Tiebacks can be installed in sufficiently competent rock and most types of soil except soft clays and silts. The capacities of the anchors in soil vary greatly depending on grain size and installation method. Denser, granular soils typically produce higher-capacity tiebacks. Just as in a traditional grid-reinforced wall, the wall designer must have a good understanding of the loads and the physical properties of the soil or rock.

Designing for swimming pools
After the wall was completed at the Tocher residence, the engineer was asked if it was possible to construct a pool above the wall. After re-evaluating the loads and wall design, it was determined to be feasible and the pool was built. So what did the engineer have to consider when the pool request was made? The answer really depends on the type of pool. Pool structures can be above ground and self-supporting (using sidewalls), in-ground and self supporting, or an in-ground structure reliant on the native soil to support the water’s weight.

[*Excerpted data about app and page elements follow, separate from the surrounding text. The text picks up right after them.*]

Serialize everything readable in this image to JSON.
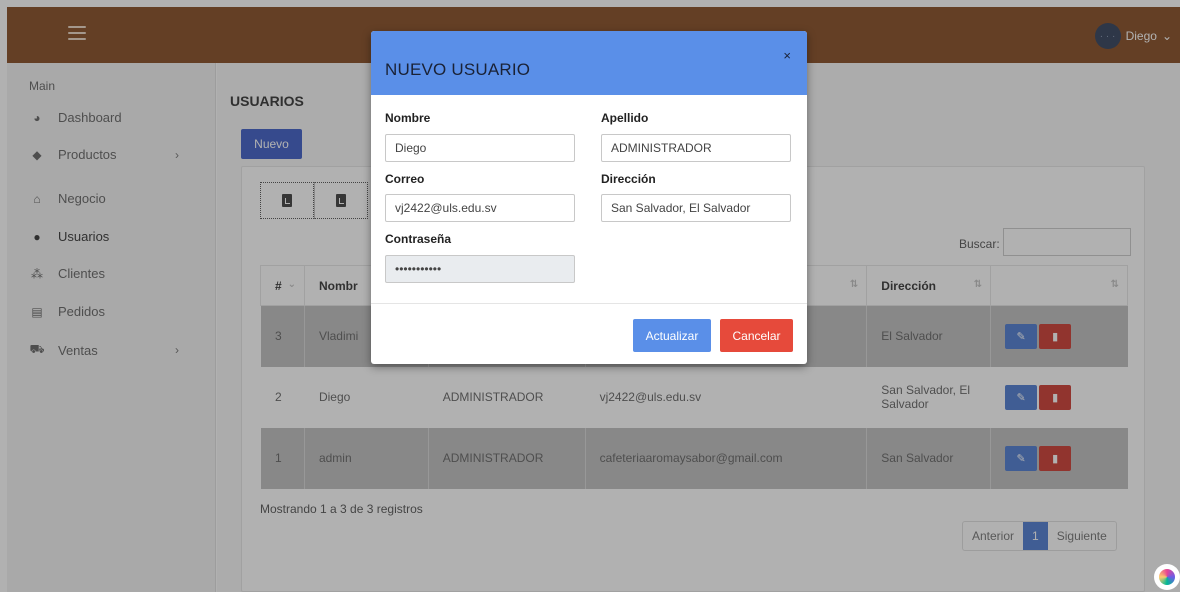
{
  "header": {
    "user_name": "Diego",
    "user_chevron": "⌄",
    "avatar_initials": "· · ·"
  },
  "sidebar": {
    "heading": "Main",
    "items": [
      {
        "label": "Dashboard",
        "icon": "pie-chart-icon",
        "glyph": "◕"
      },
      {
        "label": "Productos",
        "icon": "tags-icon",
        "glyph": "◆",
        "chevron": "›"
      },
      {
        "label": "Negocio",
        "icon": "home-icon",
        "glyph": "⌂"
      },
      {
        "label": "Usuarios",
        "icon": "user-icon",
        "glyph": "●"
      },
      {
        "label": "Clientes",
        "icon": "users-icon",
        "glyph": "⁂"
      },
      {
        "label": "Pedidos",
        "icon": "list-icon",
        "glyph": "▤"
      },
      {
        "label": "Ventas",
        "icon": "cart-icon",
        "glyph": "⛟",
        "chevron": "›"
      }
    ]
  },
  "main": {
    "title": "USUARIOS",
    "new_button": "Nuevo",
    "search_label": "Buscar:",
    "table": {
      "headers": [
        "#",
        "Nombr",
        "",
        "",
        "Dirección",
        ""
      ],
      "rows": [
        {
          "num": "3",
          "nombre": "Vladimi",
          "apellido": "",
          "correo": "",
          "direccion": "El Salvador"
        },
        {
          "num": "2",
          "nombre": "Diego",
          "apellido": "ADMINISTRADOR",
          "correo": "vj2422@uls.edu.sv",
          "direccion": "San Salvador, El Salvador"
        },
        {
          "num": "1",
          "nombre": "admin",
          "apellido": "ADMINISTRADOR",
          "correo": "cafeteriaaromaysabor@gmail.com",
          "direccion": "San Salvador"
        }
      ]
    },
    "info": "Mostrando 1 a 3 de 3 registros",
    "pager": {
      "prev": "Anterior",
      "current": "1",
      "next": "Siguiente"
    }
  },
  "modal": {
    "title": "NUEVO USUARIO",
    "close": "×",
    "fields": {
      "nombre": {
        "label": "Nombre",
        "value": "Diego"
      },
      "apellido": {
        "label": "Apellido",
        "value": "ADMINISTRADOR"
      },
      "correo": {
        "label": "Correo",
        "value": "vj2422@uls.edu.sv"
      },
      "direccion": {
        "label": "Dirección",
        "value": "San Salvador, El Salvador"
      },
      "contrasena": {
        "label": "Contraseña",
        "value": "•••••••••••"
      }
    },
    "update_button": "Actualizar",
    "cancel_button": "Cancelar"
  },
  "colors": {
    "topbar": "#7a3b0f",
    "modal_header": "#5a8fe8",
    "primary": "#2c4fc2",
    "danger": "#e64a3b"
  }
}
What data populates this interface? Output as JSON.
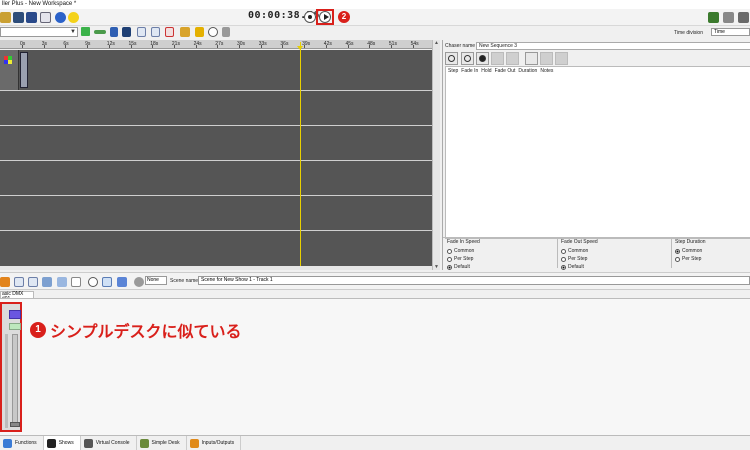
{
  "window": {
    "title": "ller Plus - New Workspace *"
  },
  "toolbar": {
    "timer": "00:00:38.76",
    "badge_2": "2",
    "time_division_label": "Time division",
    "time_division_value": "Time"
  },
  "timeline": {
    "ticks": [
      "0s",
      "3s",
      "6s",
      "9s",
      "12s",
      "15s",
      "18s",
      "21s",
      "24s",
      "27s",
      "30s",
      "33s",
      "36s",
      "39s",
      "42s",
      "45s",
      "48s",
      "51s",
      "54s"
    ],
    "cursor_time": "39s"
  },
  "chaser": {
    "name_label": "Chaser name",
    "name_value": "New Sequence 3",
    "columns": [
      "Step",
      "Fade In",
      "Hold",
      "Fade Out",
      "Duration",
      "Notes"
    ],
    "groups": [
      {
        "title": "Fade In Speed",
        "options": [
          "Common",
          "Per Step",
          "Default"
        ],
        "selected": 2
      },
      {
        "title": "Fade Out Speed",
        "options": [
          "Common",
          "Per Step",
          "Default"
        ],
        "selected": 2
      },
      {
        "title": "Step Duration",
        "options": [
          "Common",
          "Per Step"
        ],
        "selected": 0
      }
    ]
  },
  "lower_toolbar": {
    "mode_value": "None",
    "scene_label": "Scene name",
    "scene_value": "Scene for New Show 1 - Track 1"
  },
  "lower_panel": {
    "tab_label": "asic DMX #01",
    "annotation": "シンプルデスクに似ている",
    "badge_1": "1"
  },
  "bottom_tabs": [
    {
      "label": "Functions",
      "color": "#3a7bd5"
    },
    {
      "label": "Shows",
      "color": "#222222"
    },
    {
      "label": "Virtual Console",
      "color": "#555555"
    },
    {
      "label": "Simple Desk",
      "color": "#6a8a3a"
    },
    {
      "label": "Inputs/Outputs",
      "color": "#e08a1a"
    }
  ],
  "colors": {
    "accent_red": "#d9201b",
    "timeline_bg": "#555555",
    "cursor": "#e8d000"
  }
}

Above grade pool – This is the easiest scenario since the entire pool is above ground. Wall designers simply need to accommodate the additional weight from the pool itself. By taking the pool depth and multiplying it by the unit weight of water, the surcharge can be modeled and the wall’s safety factors can be verified. This can be done by using the surcharge options within AB Walls 10 design software.

Below grade pool (self supporting) – Understanding the pool structure will be required to confirm whether it is self supporting or relies on the site’s soil. The walls of concrete and gunite pools can be designed and reinforced to accommodate the lateral forces associated with the pools. These forces change when the pool is in use or empty. When the pool is full of water, the hydrostatic forces from the water must be retained and when the pool is empty, the soil pressures must be considered or the pool will collapse. If the pool is self supporting and retains these lateral pressures, adding a load or surcharge on the retaining wall is not required, but understanding the construction sequence and how it might influence the wall needs to be considered. A temporary construction surcharge may be required.

Below grade pool (supported by site soils) – A pool that requires the lateral support of the surrounding soil will add a tremendous amount of pressure to the wall. These pools are typically constructed using fiberglass walls or a vinyl liner over a metal, wood, or plastic frame. The extra lateral pressure may result in a retaining wall design with additional grid layers and/or length or possibly no-fines concrete for stability. A basic recommendation would be to keep the pool a distance from the wall of at least twice the wall height to keep the load from influencing the wall.

The lowest wall had to be anchored to rock outcroppings.

Additional consideration should be given for back-up drainage needs in the event the pool system springs a leak. The addition of chimney and blanket drains could capture the water before it has a chance to saturate the soil behind the wall (see Figure 2).

Figure 2: Blanket drains (top) and chimney drains (bottom) can capture water from a pool system leak before it saturates soil behind a wall.

This article is reprinted with permission from the Allan Block Technical Newsletter – Third quarter 2011 (

Posted in Uncategorized | January 29th, 2014 by

The comments are closed.